The end of August is always a tough time because it means BACK TO SCHOOL. I dreaded those words as a kid because they meant spending long days of pretending not to notice the kids calling me Four Eyes or wondering aloud why I never combed my hair. (Answer: I DID comb my hair. My hair has its own agenda, though, and it is not amenable to persuasion.) Now, back to school means stacks and stacks and stacks of grading on top of wondering whether my hair is presentable enough that students won't gripe about it being distracting when they fill out their evaluations.
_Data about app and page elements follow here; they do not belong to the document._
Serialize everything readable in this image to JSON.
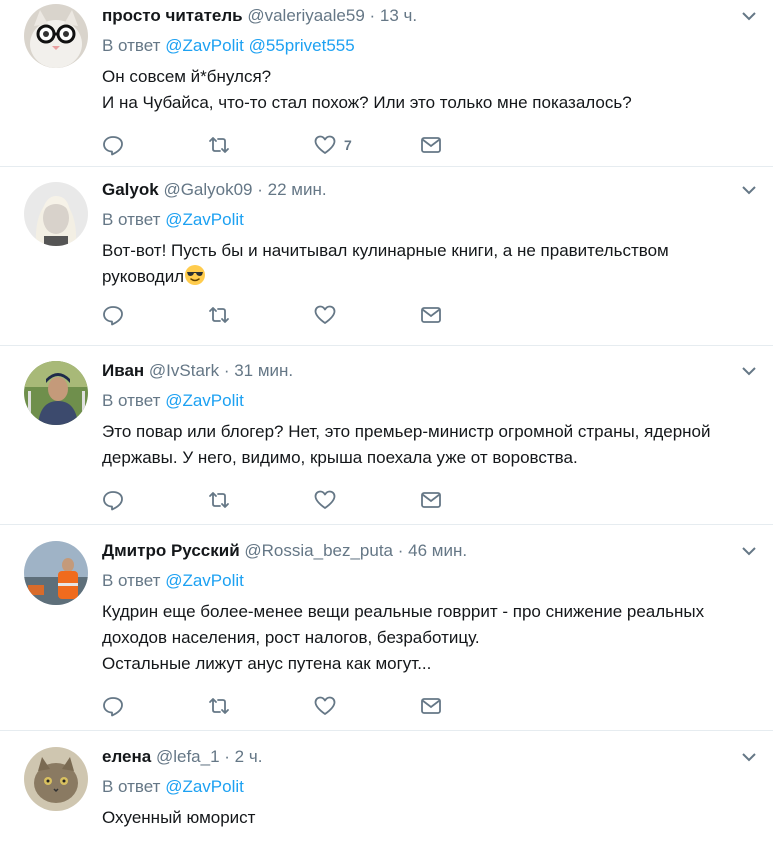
{
  "tweets": [
    {
      "name": "просто читатель",
      "handle": "@valeriyaale59",
      "separator": "·",
      "time": "13 ч.",
      "reply_prefix": "В ответ",
      "mentions": [
        "@ZavPolit",
        "@55privet555"
      ],
      "lines": [
        "Он совсем й*бнулся?",
        "И на Чубайса, что-то стал похож? Или это только мне показалось?"
      ],
      "likes": "7"
    },
    {
      "name": "Galyok",
      "handle": "@Galyok09",
      "separator": "·",
      "time": "22 мин.",
      "reply_prefix": "В ответ",
      "mentions": [
        "@ZavPolit"
      ],
      "lines": [
        "Вот-вот! Пусть бы и начитывал кулинарные книги, а не правительством",
        "руководил"
      ],
      "emoji": "smiling-face-with-sunglasses-emoji",
      "likes": ""
    },
    {
      "name": "Иван",
      "handle": "@IvStark",
      "separator": "·",
      "time": "31 мин.",
      "reply_prefix": "В ответ",
      "mentions": [
        "@ZavPolit"
      ],
      "lines": [
        "Это повар или блогер? Нет, это премьер-министр огромной страны, ядерной",
        "державы. У него, видимо, крыша поехала уже от воровства."
      ],
      "likes": ""
    },
    {
      "name": "Дмитро Русский",
      "handle": "@Rossia_bez_puta",
      "separator": "·",
      "time": "46 мин.",
      "reply_prefix": "В ответ",
      "mentions": [
        "@ZavPolit"
      ],
      "lines": [
        "Кудрин еще более-менее вещи реальные говррит - про снижение реальных",
        "доходов населения, рост налогов, безработицу.",
        "Остальные лижут анус путена как могут..."
      ],
      "likes": ""
    },
    {
      "name": "елена",
      "handle": "@lefa_1",
      "separator": "·",
      "time": "2 ч.",
      "reply_prefix": "В ответ",
      "mentions": [
        "@ZavPolit"
      ],
      "lines": [
        "Охуенный юморист"
      ],
      "likes": ""
    }
  ],
  "icons": {
    "reply": "reply-icon",
    "retweet": "retweet-icon",
    "like": "heart-icon",
    "dm": "envelope-icon",
    "menu": "chevron-down-icon"
  },
  "colors": {
    "link": "#1da1f2",
    "secondary": "#657786",
    "text": "#14171a",
    "divider": "#e6ecf0"
  }
}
One of the few things that makes this time of year better is fresh peaches: sweet, meltingly tender, juicy peaches. We had a few peach trees when I was a kid and I remember spending the last few days of summer vacation helping blanch, skin, and slice pints of peaches for the freezer so we'd have a little summer sweetness all year round.
This is the long way of saying that today I'm writing about peaches. Today's entry comes from the 1955 pamphlet "Quick Dishes for the Woman in a Hurry." Of course, this is a cookbook from the '50s, so we're not talking about fresh peaches. Canned was the way to go:
Okay, how about canned peaches stuffed with a "horse-radish"-flavored cream cheese and mayo blend? With celery and green peppers mixed in for good measure? I'm sure my well-documented aversion to condiments makes this sound especially repulsive to me, but I have a hard time imagining that this particular combination sounds good to too many other people either. Even giving the peaches a bit of blush with red food coloring and a sweet glaze of sour cream, cranberry jelly, and peach "sirup" isn't enough to save this idea.
Maybe canned pears are a better accompaniment to horseradish mayo? If you think so, try the Pear Blush Salad. (Not included: a third variation called Apricot Salad. I'll bet you can't guess the recipe for that one!)
(Okay, actually I bet you can. I was being sarcastic.)
(I'm pretty sure you knew I was being sarcastic. I like to step on my own jokes sometimes-- crush their little spines because they're so weak to begin with. I'm sadistic that way.)
(But not sadistic enough to make this recipe. So there's that.)